IWM & IPM – Integrated (Weed or Pest) Management is the terminology used to describe an approach to dealing with pest problems that encompasses much more than reaching for the nearest drum of pesticide and encourages utilising all the ‘tools in the tool bag’, and to continually review the process – participation in a Smith & Georg AgVet Chemical Accreditation Course will provide you with a foundation on which to develop your own IPM plan.
It’s probably worth re-visiting Herbicide (MOA) Groups – where to find this information?
Here I’ll use the information provided by the APVMA (remember them?

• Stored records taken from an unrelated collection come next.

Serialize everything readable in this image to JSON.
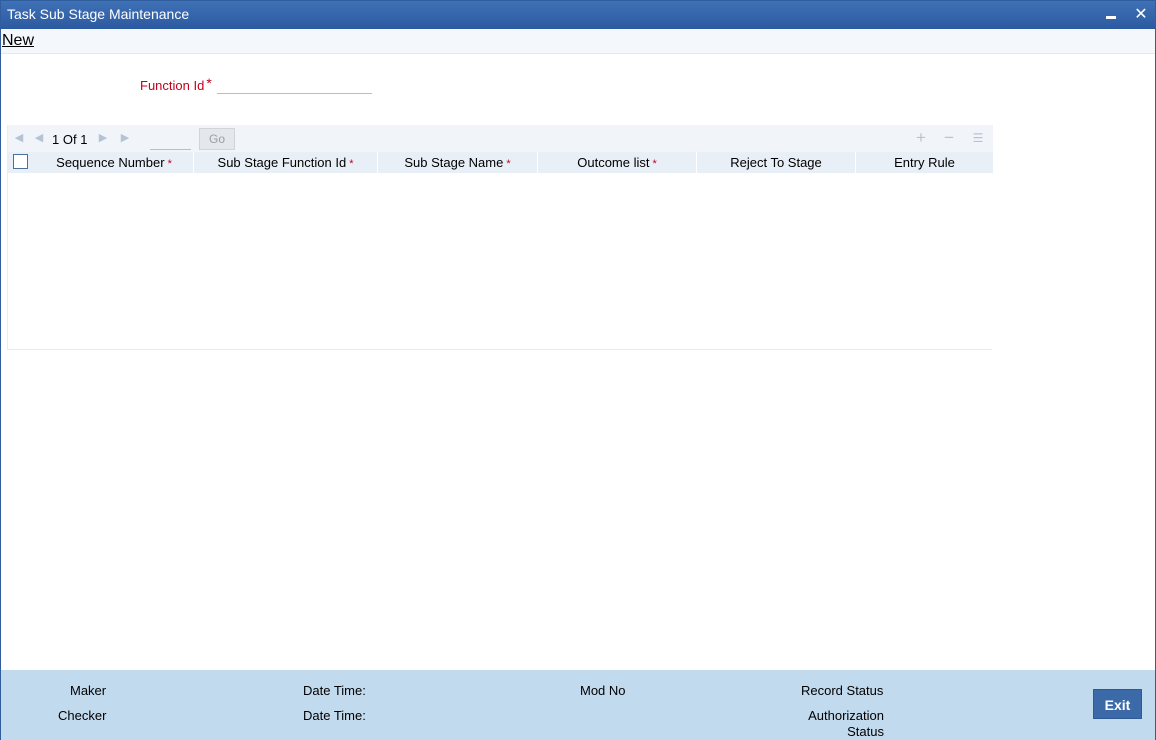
{
  "window": {
    "title": "Task Sub Stage Maintenance",
    "close_glyph": "✕"
  },
  "toolbar": {
    "new_label": "New"
  },
  "form": {
    "function_id_label": "Function Id",
    "required_mark": "*",
    "function_id_value": ""
  },
  "grid": {
    "page_current": "1",
    "page_of": "Of",
    "page_total": "1",
    "go_label": "Go",
    "add_glyph": "+",
    "delete_glyph": "−",
    "columns": [
      {
        "label": "Sequence Number",
        "required": "*"
      },
      {
        "label": "Sub Stage Function Id",
        "required": "*"
      },
      {
        "label": "Sub Stage Name",
        "required": "*"
      },
      {
        "label": "Outcome list",
        "required": "*"
      },
      {
        "label": "Reject To Stage",
        "required": ""
      },
      {
        "label": "Entry Rule",
        "required": ""
      }
    ],
    "rows": []
  },
  "footer": {
    "maker": "Maker",
    "checker": "Checker",
    "date_time_1": "Date Time:",
    "date_time_2": "Date Time:",
    "mod_no": "Mod No",
    "record_status": "Record Status",
    "authorization_status": "Authorization Status",
    "exit_label": "Exit"
  },
  "colors": {
    "title_bar": "#2c5aa0",
    "required": "#c4001d",
    "footer": "#c2daee",
    "exit_button": "#3c6aa9"
  }
}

They are moving to Armidale.) I’m not going to try to make this a label reading course, just simply point out where, on the label, you can find the Herbicide (MOA) Group and where to go to find out more on reading labels.
Find Section 5 on the above APVMA Model Pesticide Chemical Label – this section tells you what MOA group this pesticide is in. Don’t stop there; also look at Section 12. Here will be described any resistance warnings, with appropriate instructions to be followed to assist with the prevention of resistance.
Finding out more:
Smith & Georg provide comprehensive label reading tuition in their AgVet Chemical Accreditation course.
The APVMA ‘UNDERSTANDING PESTICIDE CHEMICAL LABELS’ booklet also has useful information.
Here’s the actual Section 5 and Section 12 information from a product:
The Australian Herbicide Resistance Initiative (AHRI) wants us to treat herbicides ‘so they are like Keith Richards and not Jimi Hendrix’. Properly (?) looked after they can ‘live hard & die old’ not ‘live hard & die young’! Find out more here!